tangent space normal for that surface is pointing straight towards the
viewer - mostly towards the positive z
direction. The right edges of the bricks in the image are tinted with a
pinkish hue - this indicates that the normal vectors at that pixel point
mostly towards the positive x direction.

Rendering With Normal Maps

As stated, the purpose of a normal map is to give per-pixel control
over the surface normal for a given triangle during rendering. The
process is as follows:

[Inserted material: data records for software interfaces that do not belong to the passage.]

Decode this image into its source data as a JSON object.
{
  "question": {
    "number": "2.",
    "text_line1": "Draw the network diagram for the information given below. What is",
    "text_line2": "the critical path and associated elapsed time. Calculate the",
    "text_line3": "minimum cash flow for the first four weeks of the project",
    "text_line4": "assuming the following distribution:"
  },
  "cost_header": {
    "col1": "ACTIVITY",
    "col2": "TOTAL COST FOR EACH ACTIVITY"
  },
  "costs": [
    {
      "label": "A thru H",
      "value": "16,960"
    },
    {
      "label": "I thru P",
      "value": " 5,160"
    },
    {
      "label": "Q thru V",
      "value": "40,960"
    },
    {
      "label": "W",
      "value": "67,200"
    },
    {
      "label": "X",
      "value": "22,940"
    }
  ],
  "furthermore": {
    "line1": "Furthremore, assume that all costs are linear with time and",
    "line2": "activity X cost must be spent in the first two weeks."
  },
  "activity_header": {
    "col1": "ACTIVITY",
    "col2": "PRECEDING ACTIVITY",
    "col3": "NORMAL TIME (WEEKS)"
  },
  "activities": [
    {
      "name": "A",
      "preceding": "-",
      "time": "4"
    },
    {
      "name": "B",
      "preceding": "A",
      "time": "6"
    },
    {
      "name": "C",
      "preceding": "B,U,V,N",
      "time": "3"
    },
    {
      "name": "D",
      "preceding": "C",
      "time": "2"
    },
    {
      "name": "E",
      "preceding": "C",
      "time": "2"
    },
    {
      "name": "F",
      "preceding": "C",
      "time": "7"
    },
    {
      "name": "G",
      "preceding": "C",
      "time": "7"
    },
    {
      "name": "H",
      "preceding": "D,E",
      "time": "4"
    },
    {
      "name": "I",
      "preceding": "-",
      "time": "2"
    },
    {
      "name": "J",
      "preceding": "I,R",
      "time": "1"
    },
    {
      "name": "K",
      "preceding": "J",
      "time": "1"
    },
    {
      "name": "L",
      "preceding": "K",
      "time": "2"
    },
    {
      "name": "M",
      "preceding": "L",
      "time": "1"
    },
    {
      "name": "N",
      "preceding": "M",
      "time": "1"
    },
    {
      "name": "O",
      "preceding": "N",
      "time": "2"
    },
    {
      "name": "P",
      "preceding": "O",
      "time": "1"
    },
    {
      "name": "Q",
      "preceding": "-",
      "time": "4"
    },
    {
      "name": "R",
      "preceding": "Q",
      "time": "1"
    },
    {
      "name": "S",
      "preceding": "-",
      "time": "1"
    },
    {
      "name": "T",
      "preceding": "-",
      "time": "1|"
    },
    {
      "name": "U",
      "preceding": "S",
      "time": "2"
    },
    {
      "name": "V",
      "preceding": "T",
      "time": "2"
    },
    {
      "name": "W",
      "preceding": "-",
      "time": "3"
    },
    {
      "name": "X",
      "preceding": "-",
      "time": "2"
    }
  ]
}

- Calculate the bitangent vector B from the N and T vectors. This step is performed on a per-vertex basis (in the vertex shader).
- Construct a 3x3 tangent → object matrix M from the (T, B, N) vectors. This step is performed on a per-fragment basis (in the fragment shader) using the interpolated vectors calculated in the previous step.
- Sample a tangent space normal vector P from the current normal map.
- Transform the vector P with the matrix M by calculating M * P, resulting in an object space normal vector Q.
- Transform the vector Q to eye space, in the same manner that an ordinary per-vertex normal vector would be (using the 3x3 normal matrix).

Effectively, a "replacement" normal vector is sampled from the
map, and transformed to object space using the existing
(T, B, N) vectors. When
the replacement normal vector is used when applying lighting,
the effect is dramatic. Given a simple two-polygon
square textured with the following albedo texture and normal map:

The square when textured and normal mapped, with three spherical
lights:

The same square with the same lights but missing the normal map:

[30]

See section 7.8.3, "Calculating tangent vectors".